Location: 1000 Fifth Avenue
Price: General admission, recommended, $25
Time: Sunday–Thursday, 10 a.m.–5:30 p.m.; Friday–Saturday, 10 a.m.–9 p.m.

—Caroline Goldstein

Through Thursday, November 30

Victor Davson, <em>Jhandi Flag #5</em> (2017). Courtesy of the Caribbean Cultural Center African Diaspora Institute.

Victor Davson, Jhandi Flag #5 (2017). Courtesy of the Caribbean Cultural Center African Diaspora Institute.

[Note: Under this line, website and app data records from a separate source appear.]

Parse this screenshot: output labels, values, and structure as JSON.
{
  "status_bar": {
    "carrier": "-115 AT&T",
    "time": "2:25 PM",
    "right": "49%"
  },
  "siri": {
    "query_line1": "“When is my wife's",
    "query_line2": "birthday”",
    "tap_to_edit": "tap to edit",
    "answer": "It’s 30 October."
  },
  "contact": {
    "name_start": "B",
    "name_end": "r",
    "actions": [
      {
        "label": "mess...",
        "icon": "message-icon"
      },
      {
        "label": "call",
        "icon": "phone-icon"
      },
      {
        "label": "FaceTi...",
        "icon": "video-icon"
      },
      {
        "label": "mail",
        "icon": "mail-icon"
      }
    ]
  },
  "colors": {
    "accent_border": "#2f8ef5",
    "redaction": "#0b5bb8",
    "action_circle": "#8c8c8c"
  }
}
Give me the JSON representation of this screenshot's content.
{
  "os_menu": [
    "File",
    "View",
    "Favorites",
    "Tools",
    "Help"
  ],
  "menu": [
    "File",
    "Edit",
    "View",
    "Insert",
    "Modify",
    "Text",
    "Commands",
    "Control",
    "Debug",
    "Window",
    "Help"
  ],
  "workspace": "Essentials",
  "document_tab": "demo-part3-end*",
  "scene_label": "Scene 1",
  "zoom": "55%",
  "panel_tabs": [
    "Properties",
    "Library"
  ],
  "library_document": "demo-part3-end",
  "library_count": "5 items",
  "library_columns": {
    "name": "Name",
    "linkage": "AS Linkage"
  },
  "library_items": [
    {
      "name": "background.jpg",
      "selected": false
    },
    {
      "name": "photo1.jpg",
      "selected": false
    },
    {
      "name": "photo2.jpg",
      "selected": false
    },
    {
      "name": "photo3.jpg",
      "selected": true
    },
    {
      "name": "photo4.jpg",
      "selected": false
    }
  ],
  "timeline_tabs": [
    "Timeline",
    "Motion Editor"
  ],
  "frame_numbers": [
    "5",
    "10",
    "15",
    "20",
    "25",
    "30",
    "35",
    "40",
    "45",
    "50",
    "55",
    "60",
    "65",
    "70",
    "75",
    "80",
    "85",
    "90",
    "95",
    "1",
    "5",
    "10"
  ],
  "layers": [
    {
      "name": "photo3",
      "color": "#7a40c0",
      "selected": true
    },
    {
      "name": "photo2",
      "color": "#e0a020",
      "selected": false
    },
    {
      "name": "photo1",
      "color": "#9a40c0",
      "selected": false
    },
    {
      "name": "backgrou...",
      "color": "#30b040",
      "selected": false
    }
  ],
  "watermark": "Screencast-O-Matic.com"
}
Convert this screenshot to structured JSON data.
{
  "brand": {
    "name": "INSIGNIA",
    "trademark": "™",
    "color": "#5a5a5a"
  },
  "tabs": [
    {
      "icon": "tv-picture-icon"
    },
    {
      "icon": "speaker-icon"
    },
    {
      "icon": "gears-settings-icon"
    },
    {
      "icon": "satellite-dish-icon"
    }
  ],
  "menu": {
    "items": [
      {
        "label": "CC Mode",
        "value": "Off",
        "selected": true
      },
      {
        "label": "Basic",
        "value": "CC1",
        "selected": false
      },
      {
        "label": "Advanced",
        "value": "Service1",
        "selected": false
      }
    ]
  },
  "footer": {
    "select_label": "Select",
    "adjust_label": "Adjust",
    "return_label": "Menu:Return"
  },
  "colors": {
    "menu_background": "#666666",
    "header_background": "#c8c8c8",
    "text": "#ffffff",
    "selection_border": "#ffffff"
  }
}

11. “Liminal Space” at the Caribbean Cultural Center African Diaspora Institute
This group show features ruminations on homeland from artists whose heritage can be traced to Guyana, a country with a population of just 750,000, compared to over 100 million living in diaspora. With work in painting, photography, sculpture, textile, video, and more, the exhibition considers the question of immigration both from the point of view of those who leave and that of those who stay behind. 

Location: Caribbean Cultural Center African Diaspora Institute, 120 East 125th Street
Price: $5
Time: 6 p.m.–8 p.m.; Tuesday, Wednesday, Friday, 11 a.m.–6 p.m.; Thursday, 11 a.m.–8 p.m.; second Saturday of the month 11 a.m.–3 p.m.

—Sarah Cascone

Follow Artnet News on Facebook:

Want to stay ahead of the art world? Subscribe to our newsletter to get the breaking news, eye-opening interviews, and incisive critical takes that drive the conversation forward.
Article topics
Subscribe or log in to read the rest of this content.

You are currently logged into this Artnet News Pro account on another device. Please log off from any other devices, and then reload this page continue. To find out if you are eligible for an Artnet News Pro group subscription, please contact [email protected]. Standard subscriptions can be purchased on the subscription page.

Log In